After a long needed boost in defense spending, does the United States military have what it needs to protect our interest at home and abroad? Heritage just released it's 2019 Index of U.S. Military Strength, an annual deep dive into our military's capabilities. On this episode of "Heritage Explains," Dakota Wood, a senior research fellow in Heritage's Center for National Defense and editor of the Index, walks us through some of the reports most important findings.

RONALD REAGAN: “Deterrence means simply this, making sure any adversary who thinks about attacking the United States or our allies or our vital interests concludes that the risks to him outweigh any potential gains. Once he understands that, he won't attack. We maintain the peace through our strength. Weakness only invites aggression.”

Special Report: Army Analyzes Detailed Plans for Future Tank

by Warrior Maven

Could there be a lightweight armored attack vehicle able to speed across bridges, deploy quickly from the air, detect enemies at very long ranges, control nearby robots and fire the most advanced weapons in the world - all while maintaining the unprecedented protection and survivability of an Abrams tank? Such questions form the principle basis of rigorous Army analysis and exploration of just what, exactly, a future tank should look like? The question is fast taking-on increased urgency as potential adversaries continue to present very serious, technologically advanced weapons and attack platforms. “I believe that a complete replacement of the Abrams would not make sense, unless we had a breakthrough...with much lighter armor which allows us to re-architect the vehicle,” Col. Jim Schirmer, Program Manager for the Next Generation Combat Vehicle, told reporters at the Association of the United States Army Annual Symposium.


Garri Hendell

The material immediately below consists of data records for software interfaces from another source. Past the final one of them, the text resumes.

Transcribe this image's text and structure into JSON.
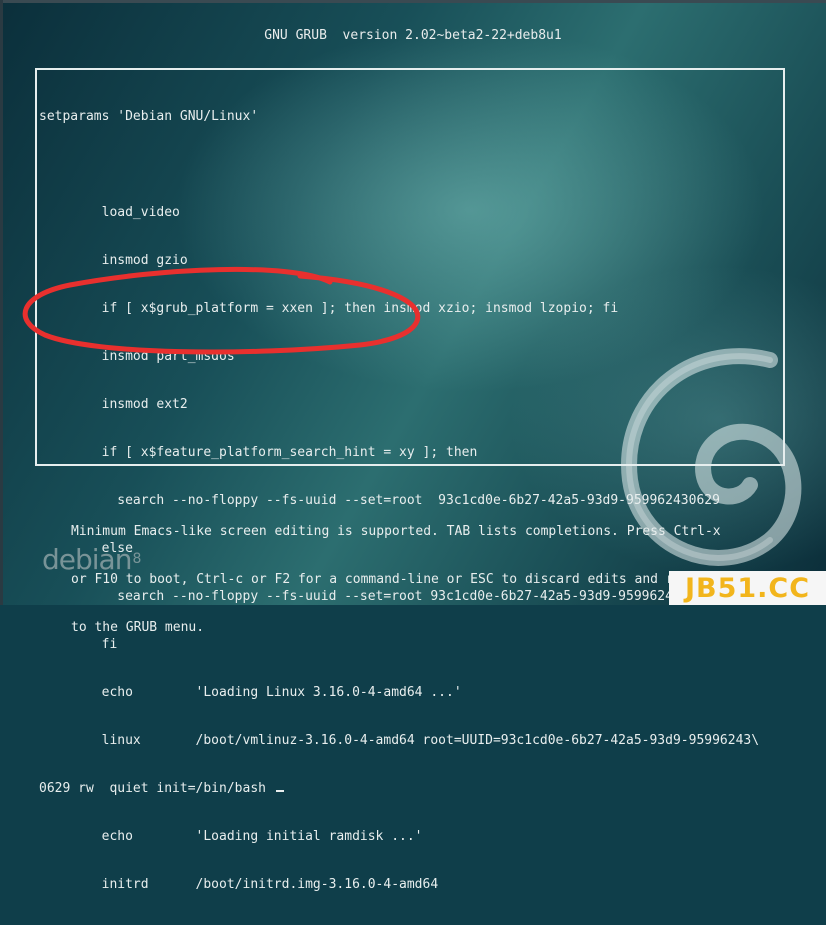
{
  "header": {
    "title": "GNU GRUB  version 2.02~beta2-22+deb8u1"
  },
  "editor": {
    "lines": [
      "setparams 'Debian GNU/Linux'",
      "",
      "        load_video",
      "        insmod gzio",
      "        if [ x$grub_platform = xxen ]; then insmod xzio; insmod lzopio; fi",
      "        insmod part_msdos",
      "        insmod ext2",
      "        if [ x$feature_platform_search_hint = xy ]; then",
      "          search --no-floppy --fs-uuid --set=root  93c1cd0e-6b27-42a5-93d9-959962430629",
      "        else",
      "          search --no-floppy --fs-uuid --set=root 93c1cd0e-6b27-42a5-93d9-959962430629",
      "        fi",
      "        echo        'Loading Linux 3.16.0-4-amd64 ...'",
      "        linux       /boot/vmlinuz-3.16.0-4-amd64 root=UUID=93c1cd0e-6b27-42a5-93d9-95996243\\",
      "0629 rw  quiet init=/bin/bash ",
      "        echo        'Loading initial ramdisk ...'",
      "        initrd      /boot/initrd.img-3.16.0-4-amd64"
    ]
  },
  "help": {
    "lines": [
      "Minimum Emacs-like screen editing is supported. TAB lists completions. Press Ctrl-x",
      "or F10 to boot, Ctrl-c or F2 for a command-line or ESC to discard edits and return",
      "to the GRUB menu."
    ]
  },
  "branding": {
    "logo_text": "debian",
    "logo_version": "8"
  },
  "watermark": {
    "text": "JB51.CC"
  },
  "annotation": {
    "color": "#e8302e",
    "icon": "red-ellipse-highlight"
  }
}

As budget pressure causes the US Army to shrink, our national unwillingness to scale back the scope of our mission causes tension between warfighting doctrine and what the Army feels it can reasonably achieve with the tools at hand. This is exemplified in the transformation of “deterrence” from a strategic goal to a tactical task. Deterrence as a task reflects a failure to do the staff work necessary to translate a desired end state articulated by a higher headquarters into a clear task for a subordinate unit. In US joint doctrine deterrence is “the prevention of action by the existence of a credible threat.” Deterring “opportunistic aggression” during wartime and deterring “nuclear and non-nuclear strategic attacks” feature prominently in the National Defense Strategy.